[Entries provided Boundary: Start]

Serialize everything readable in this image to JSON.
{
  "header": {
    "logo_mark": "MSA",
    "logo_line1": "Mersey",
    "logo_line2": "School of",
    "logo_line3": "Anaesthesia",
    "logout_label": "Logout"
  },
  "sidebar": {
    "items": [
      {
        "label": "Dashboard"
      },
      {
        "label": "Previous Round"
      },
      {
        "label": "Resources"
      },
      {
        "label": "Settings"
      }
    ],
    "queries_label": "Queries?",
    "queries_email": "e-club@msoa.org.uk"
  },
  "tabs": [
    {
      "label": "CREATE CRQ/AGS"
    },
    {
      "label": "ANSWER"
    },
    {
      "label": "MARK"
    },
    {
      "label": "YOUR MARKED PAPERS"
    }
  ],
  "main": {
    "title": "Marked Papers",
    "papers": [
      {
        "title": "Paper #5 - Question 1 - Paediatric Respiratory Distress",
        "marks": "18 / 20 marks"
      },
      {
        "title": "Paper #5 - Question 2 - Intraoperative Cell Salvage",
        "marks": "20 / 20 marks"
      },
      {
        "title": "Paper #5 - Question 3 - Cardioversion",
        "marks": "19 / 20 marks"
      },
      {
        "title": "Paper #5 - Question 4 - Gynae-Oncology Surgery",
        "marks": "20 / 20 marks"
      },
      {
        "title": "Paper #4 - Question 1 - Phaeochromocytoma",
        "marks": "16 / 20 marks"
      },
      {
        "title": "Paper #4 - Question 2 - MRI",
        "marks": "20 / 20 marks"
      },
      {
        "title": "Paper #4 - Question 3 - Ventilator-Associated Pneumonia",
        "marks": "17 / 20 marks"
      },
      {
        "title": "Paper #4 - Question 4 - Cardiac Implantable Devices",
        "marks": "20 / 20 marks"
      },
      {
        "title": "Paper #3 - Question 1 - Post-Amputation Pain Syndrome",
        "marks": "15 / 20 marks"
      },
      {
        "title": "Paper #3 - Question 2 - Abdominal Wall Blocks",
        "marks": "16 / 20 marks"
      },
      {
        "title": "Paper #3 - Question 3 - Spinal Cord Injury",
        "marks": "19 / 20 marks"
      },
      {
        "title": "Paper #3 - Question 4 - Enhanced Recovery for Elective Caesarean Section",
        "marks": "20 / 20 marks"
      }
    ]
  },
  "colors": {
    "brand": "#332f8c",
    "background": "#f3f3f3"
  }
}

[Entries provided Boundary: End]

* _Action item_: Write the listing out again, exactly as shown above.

* _Reply to the exercise_:
Serialize everything readable in this image to JSON.
{
  "header": {
    "logo_mark": "MSA",
    "logo_line1": "Mersey",
    "logo_line2": "School of",
    "logo_line3": "Anaesthesia",
    "logout_label": "Logout"
  },
  "sidebar": {
    "items": [
      {
        "label": "Dashboard"
      },
      {
        "label": "Previous Round"
      },
      {
        "label": "Resources"
      },
      {
        "label": "Settings"
      }
    ],
    "queries_label": "Queries?",
    "queries_email": "e-club@msoa.org.uk"
  },
  "tabs": [
    {
      "label": "CREATE CRQ/AGS"
    },
    {
      "label": "ANSWER"
    },
    {
      "label": "MARK"
    },
    {
      "label": "YOUR MARKED PAPERS"
    }
  ],
  "main": {
    "title": "Marked Papers",
    "papers": [
      {
        "title": "Paper #5 - Question 1 - Paediatric Respiratory Distress",
        "marks": "18 / 20 marks"
      },
      {
        "title": "Paper #5 - Question 2 - Intraoperative Cell Salvage",
        "marks": "20 / 20 marks"
      },
      {
        "title": "Paper #5 - Question 3 - Cardioversion",
        "marks": "19 / 20 marks"
      },
      {
        "title": "Paper #5 - Question 4 - Gynae-Oncology Surgery",
        "marks": "20 / 20 marks"
      },
      {
        "title": "Paper #4 - Question 1 - Phaeochromocytoma",
        "marks": "16 / 20 marks"
      },
      {
        "title": "Paper #4 - Question 2 - MRI",
        "marks": "20 / 20 marks"
      },
      {
        "title": "Paper #4 - Question 3 - Ventilator-Associated Pneumonia",
        "marks": "17 / 20 marks"
      },
      {
        "title": "Paper #4 - Question 4 - Cardiac Implantable Devices",
        "marks": "20 / 20 marks"
      },
      {
        "title": "Paper #3 - Question 1 - Post-Amputation Pain Syndrome",
        "marks": "15 / 20 marks"
      },
      {
        "title": "Paper #3 - Question 2 - Abdominal Wall Blocks",
        "marks": "16 / 20 marks"
      },
      {
        "title": "Paper #3 - Question 3 - Spinal Cord Injury",
        "marks": "19 / 20 marks"
      },
      {
        "title": "Paper #3 - Question 4 - Enhanced Recovery for Elective Caesarean Section",
        "marks": "20 / 20 marks"
      }
    ]
  },
  "colors": {
    "brand": "#332f8c",
    "background": "#f3f3f3"
  }
}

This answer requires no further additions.